How long have you been in business?
Look for a company with an established business history in your community. Surviving in any business in today's competitive marketplace is a difficult task. Most successful contractors are proud of their history in the industry.
What is your approach to a project of this scope?
This will give you an idea of how the contractor works and what to expect during the project. Listen carefully to the answer. This is one of the big indicators of the company's work ethic.
How do you operate?
In other words, how is your firm organized? Do you have employees or do you hire subcontractors? If you do have employees, what are their job descriptions? Do you use a project supervisor or lead carpenter to oversee the project? Other firms will have additional positions. You should know what parts of your project will be handled by staff, and which will be contracted out to independent contractors.
Do you have design services available?
If you are considering a large or involved project, you will need design services. If the contractor does not have design/build capabilities, you should consider hiring an architect. Depending on the size and scope of the project, you may need an architect or structural engineer.
Does your company carry workers compensation and liability insurance?
Ask for copies of the insurance certificates to verify coverage. In addition, some states require licensing and registration. If your state does have construction licensing laws, ask for your contractor's registration and license, then confirm the license number and expiration date with your local jurisdiction.
Are any of your company's employees certified?
Trade certifications are good indicators of dedication, professionalism and knowledge of the industry. Remodelers are required to meet certain industry criteria to maintain their certifications. NARI offers nine designations: Master Certified Remodeler (MCR), Certified Remodeler (CR), Certified Remodeler Specialist (CRS), Certified Remodeler Associate (CRA), Certified Remodeling Project Manager (CRPM), Certified Kitchen & Bath Remodeler (CKBR), Certified Lead Carpenter (CLC), Green Certified Professional (GCP), Universal Design Certified Professional (UDCP).
May I have a list of references for projects you have completed which are similar to mine?

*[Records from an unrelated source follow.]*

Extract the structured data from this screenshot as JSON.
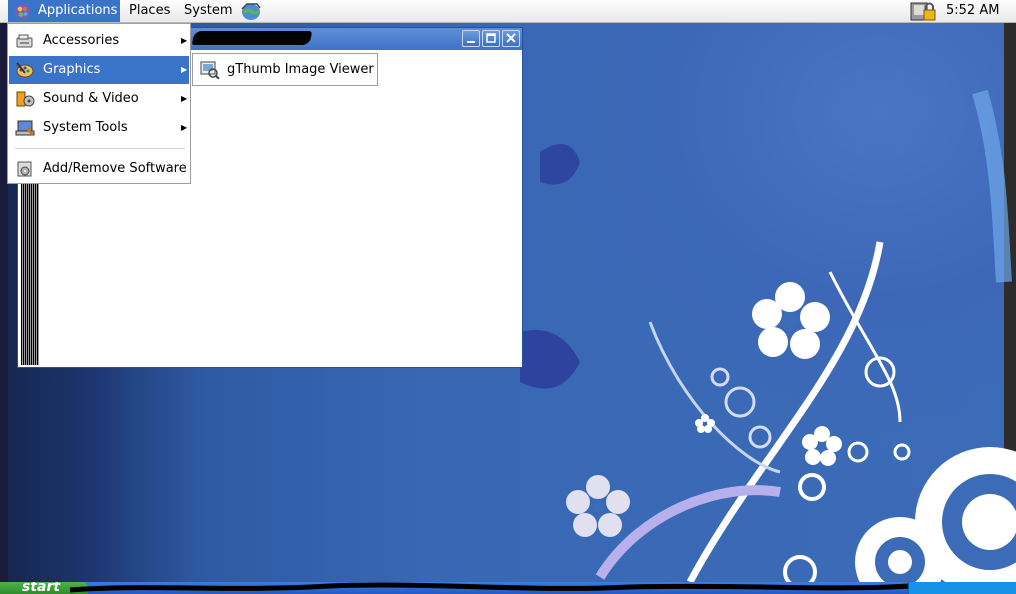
{
  "top_panel": {
    "menus": {
      "applications": "Applications",
      "places": "Places",
      "system": "System"
    },
    "icons": {
      "applications": "gnome-foot-icon",
      "browser_launcher": "web-browser-icon",
      "lock": "screen-lock-icon"
    },
    "clock": "5:52 AM"
  },
  "applications_menu": {
    "items": [
      {
        "label": "Accessories",
        "icon": "accessories-icon",
        "submenu": true
      },
      {
        "label": "Graphics",
        "icon": "graphics-icon",
        "submenu": true,
        "highlighted": true
      },
      {
        "label": "Sound & Video",
        "icon": "sound-video-icon",
        "submenu": true
      },
      {
        "label": "System Tools",
        "icon": "system-tools-icon",
        "submenu": true
      },
      {
        "label": "Add/Remove Software",
        "icon": "add-remove-software-icon",
        "submenu": false
      }
    ],
    "submenu_arrow": "▶"
  },
  "graphics_submenu": {
    "items": [
      {
        "label": "gThumb Image Viewer",
        "icon": "gthumb-icon"
      }
    ]
  },
  "app_window": {
    "buttons": [
      "minimize-icon",
      "maximize-icon",
      "close-icon"
    ]
  },
  "taskbar": {
    "start_label": "start"
  },
  "colors": {
    "menu_highlight": "#3a74c8",
    "window_titlebar": "#4a7ccc",
    "desktop_blue": "#3c6cb8",
    "taskbar_blue": "#2458c8",
    "start_green": "#3a9d36"
  }
}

The contractor should be able to supply you with a minimum of three references, including names, telephone numbers and addresses. As a follow up to this question, ask how long ago the project was completed and if the contractor can arrange a visit to see the finished job. You should also ask for professional references from suppliers, financial institutions, or subcontractors to verify sound business practices.
How many projects like mine have you completed in the past 12 months?
This will help you determine the contractor's familiarity with your type of project. You should confirm that a good portion of those completed projects were similar to the type of project you are proposing.
Will we need a permit for this project?
Most cities and towns require permits for building projects. Failure to obtain the necessary permits or to arrange obligatory inspections can be illegal. In some cases, if a project violates a zoning law or some other regulations, it may even have to be demolished if there is no way to comply with the law. A qualified remodeling contractor will be conscious of the permit process, and ensure that all permits have been obtained before initiating any work.
Of the many questions you can ask during an interview, the most important question is one you must ask yourself: "Do I trust and feel comfortable with the person I am about to hire?"
Your answer to that last question should make the hiring decision a little easier.